::: Given records

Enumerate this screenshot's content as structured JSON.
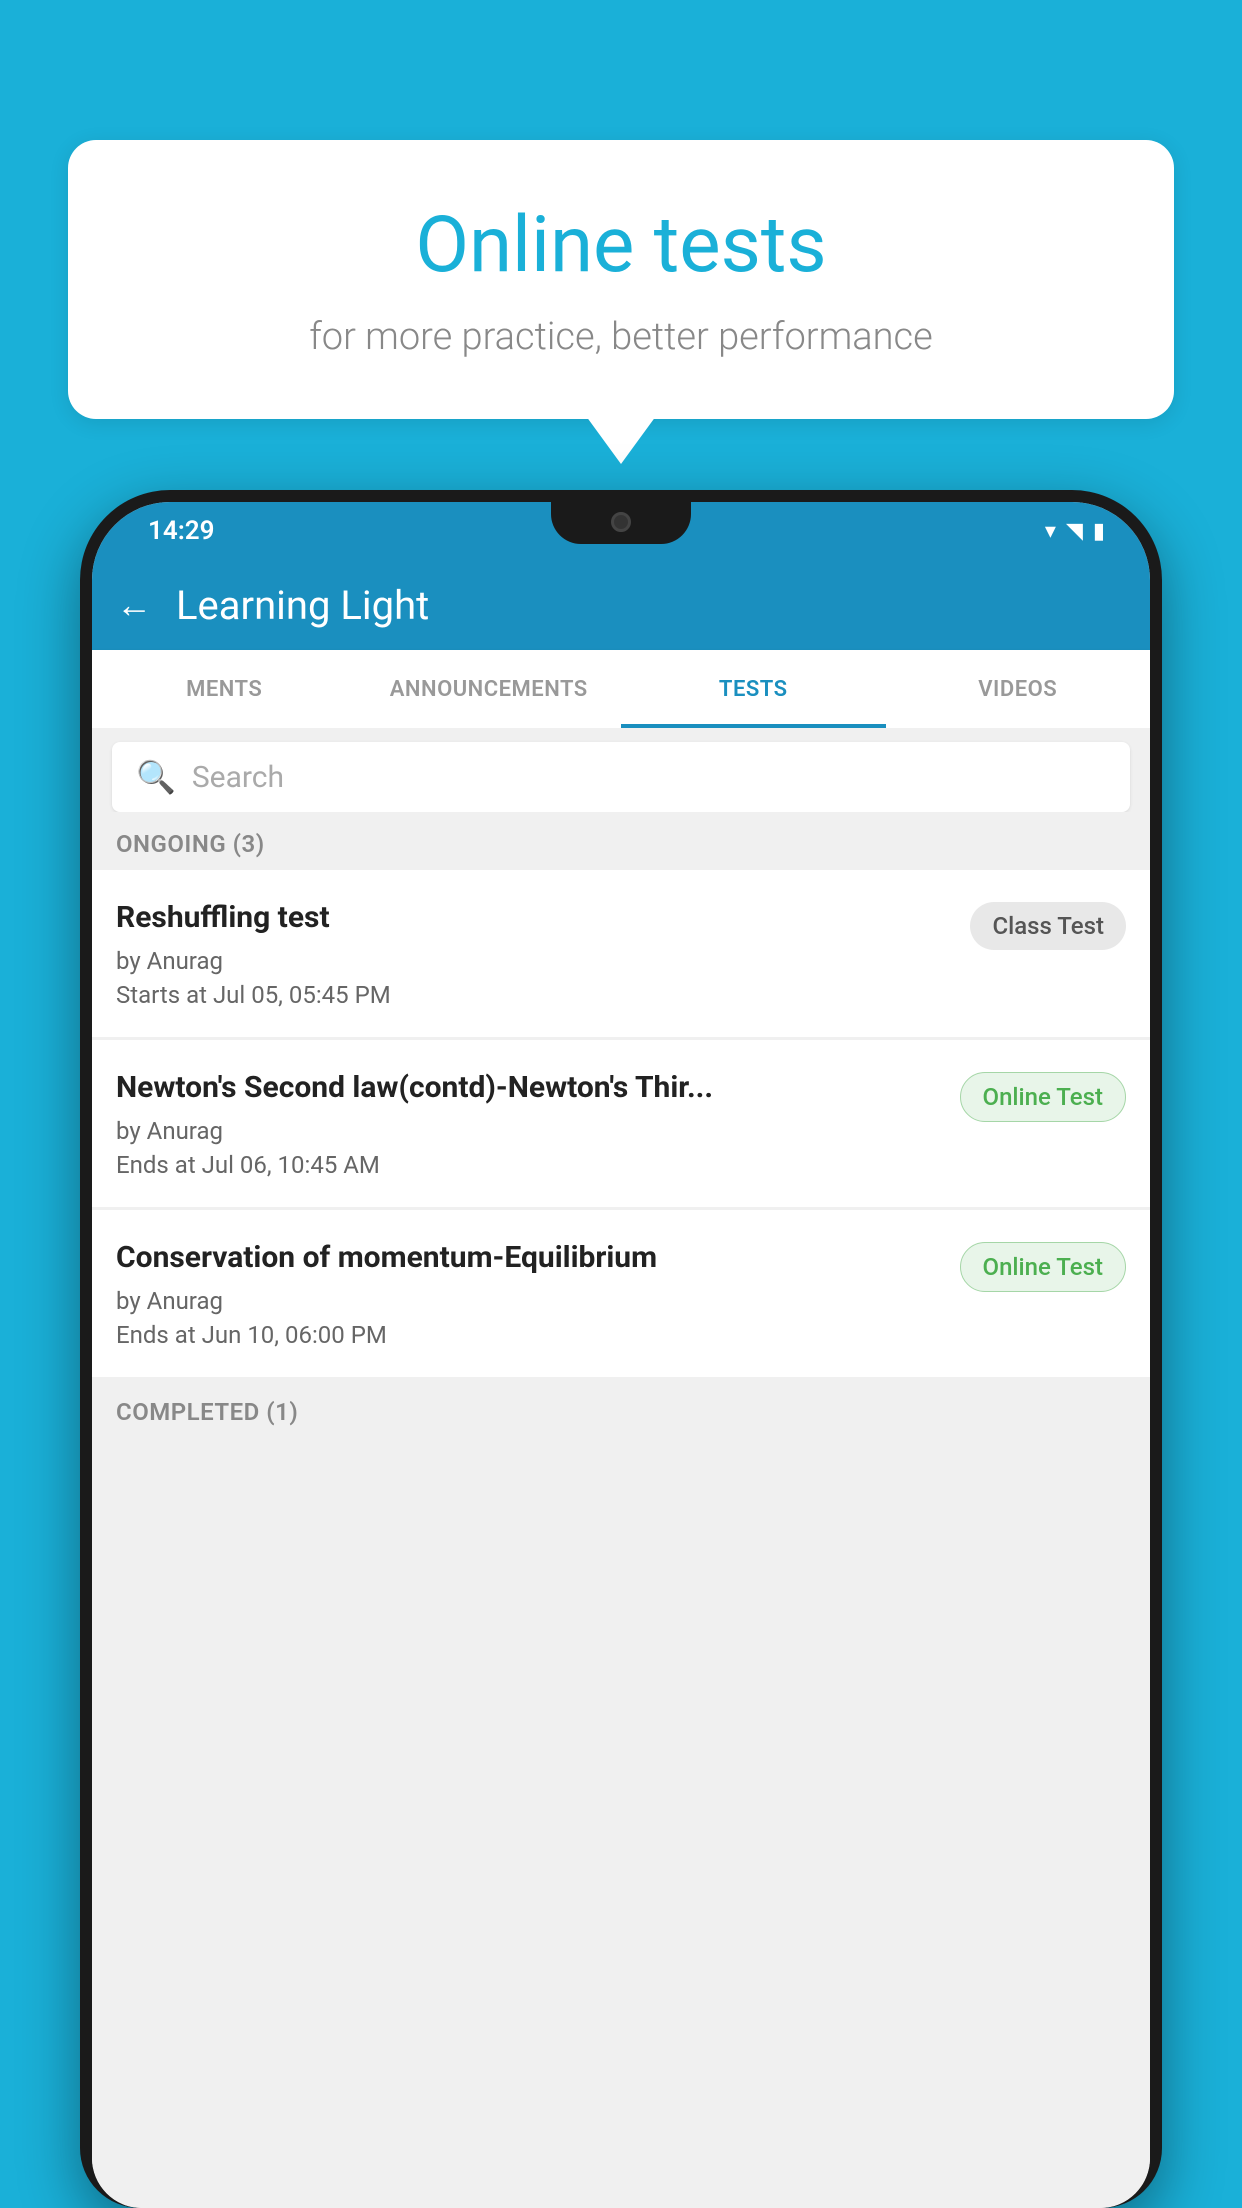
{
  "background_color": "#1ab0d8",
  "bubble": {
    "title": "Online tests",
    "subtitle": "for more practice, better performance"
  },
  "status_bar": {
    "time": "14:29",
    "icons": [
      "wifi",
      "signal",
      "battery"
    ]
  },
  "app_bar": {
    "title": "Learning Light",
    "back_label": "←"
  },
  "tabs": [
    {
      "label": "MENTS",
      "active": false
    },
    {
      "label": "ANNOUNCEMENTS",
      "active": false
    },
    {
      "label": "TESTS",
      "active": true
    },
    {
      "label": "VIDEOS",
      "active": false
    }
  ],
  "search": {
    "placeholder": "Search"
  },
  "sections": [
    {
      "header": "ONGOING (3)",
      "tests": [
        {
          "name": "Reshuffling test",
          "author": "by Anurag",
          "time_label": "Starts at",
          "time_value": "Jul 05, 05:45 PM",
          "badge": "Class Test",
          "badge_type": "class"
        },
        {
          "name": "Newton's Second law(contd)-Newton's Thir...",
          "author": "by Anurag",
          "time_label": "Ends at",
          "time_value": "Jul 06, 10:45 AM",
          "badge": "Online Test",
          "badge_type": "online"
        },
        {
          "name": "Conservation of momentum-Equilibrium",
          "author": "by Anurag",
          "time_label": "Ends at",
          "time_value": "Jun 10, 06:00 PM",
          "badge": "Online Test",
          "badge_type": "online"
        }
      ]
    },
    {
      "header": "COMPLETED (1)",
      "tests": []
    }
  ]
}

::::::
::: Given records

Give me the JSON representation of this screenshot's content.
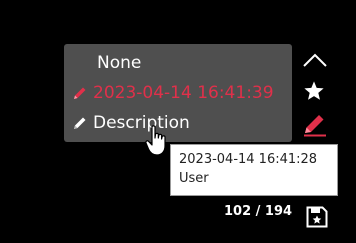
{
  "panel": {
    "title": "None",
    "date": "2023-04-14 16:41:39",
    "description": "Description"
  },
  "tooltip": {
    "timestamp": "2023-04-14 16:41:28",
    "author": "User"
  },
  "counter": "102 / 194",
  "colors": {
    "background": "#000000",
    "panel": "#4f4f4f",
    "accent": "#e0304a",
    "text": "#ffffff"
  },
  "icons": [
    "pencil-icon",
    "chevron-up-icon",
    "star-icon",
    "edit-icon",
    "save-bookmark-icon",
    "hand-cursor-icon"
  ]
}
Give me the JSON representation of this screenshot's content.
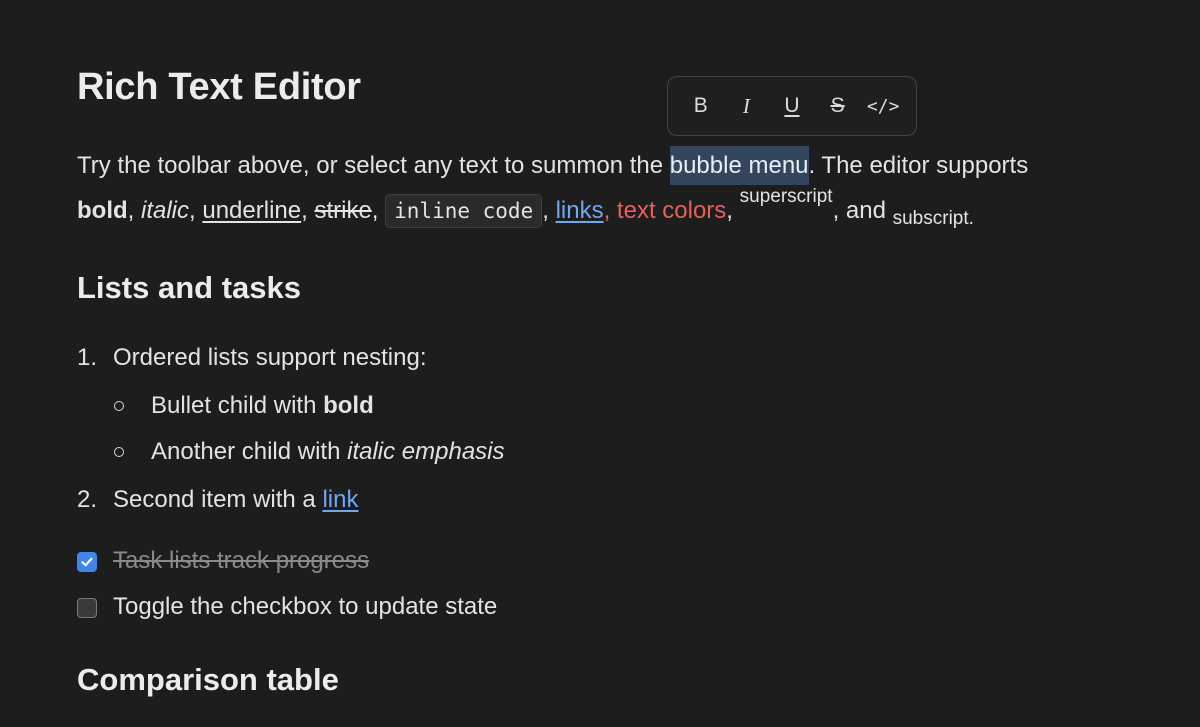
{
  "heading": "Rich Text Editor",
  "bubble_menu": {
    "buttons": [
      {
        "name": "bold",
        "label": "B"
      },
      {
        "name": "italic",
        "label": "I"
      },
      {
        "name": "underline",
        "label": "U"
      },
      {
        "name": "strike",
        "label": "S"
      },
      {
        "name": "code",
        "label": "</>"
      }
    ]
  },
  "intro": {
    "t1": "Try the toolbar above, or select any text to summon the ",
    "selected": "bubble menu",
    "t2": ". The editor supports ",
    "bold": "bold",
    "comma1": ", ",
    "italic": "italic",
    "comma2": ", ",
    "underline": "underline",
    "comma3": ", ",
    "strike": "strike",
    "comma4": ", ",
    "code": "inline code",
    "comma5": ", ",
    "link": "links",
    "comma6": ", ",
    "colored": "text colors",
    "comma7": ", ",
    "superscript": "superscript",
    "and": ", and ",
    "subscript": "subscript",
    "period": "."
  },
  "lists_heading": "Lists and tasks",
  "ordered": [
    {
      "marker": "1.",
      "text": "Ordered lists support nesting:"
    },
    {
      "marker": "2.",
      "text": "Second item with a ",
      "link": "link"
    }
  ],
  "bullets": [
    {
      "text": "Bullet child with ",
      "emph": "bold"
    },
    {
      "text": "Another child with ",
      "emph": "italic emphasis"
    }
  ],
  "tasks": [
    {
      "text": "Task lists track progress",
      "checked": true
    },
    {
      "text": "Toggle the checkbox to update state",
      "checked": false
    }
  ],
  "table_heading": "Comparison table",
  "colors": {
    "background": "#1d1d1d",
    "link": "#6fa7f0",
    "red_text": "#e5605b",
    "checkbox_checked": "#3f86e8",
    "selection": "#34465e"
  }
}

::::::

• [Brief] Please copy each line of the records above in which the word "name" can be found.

• [Answer section]
          "name": "Reshuffling test",
          "name": "Newton's Second law(contd)-Newton's Thir...",
          "name": "Conservation of momentum-Equilibrium",
        "name": "bold",
        "name": "italic",
        "name": "underline",
        "name": "strike",
        "name": "code",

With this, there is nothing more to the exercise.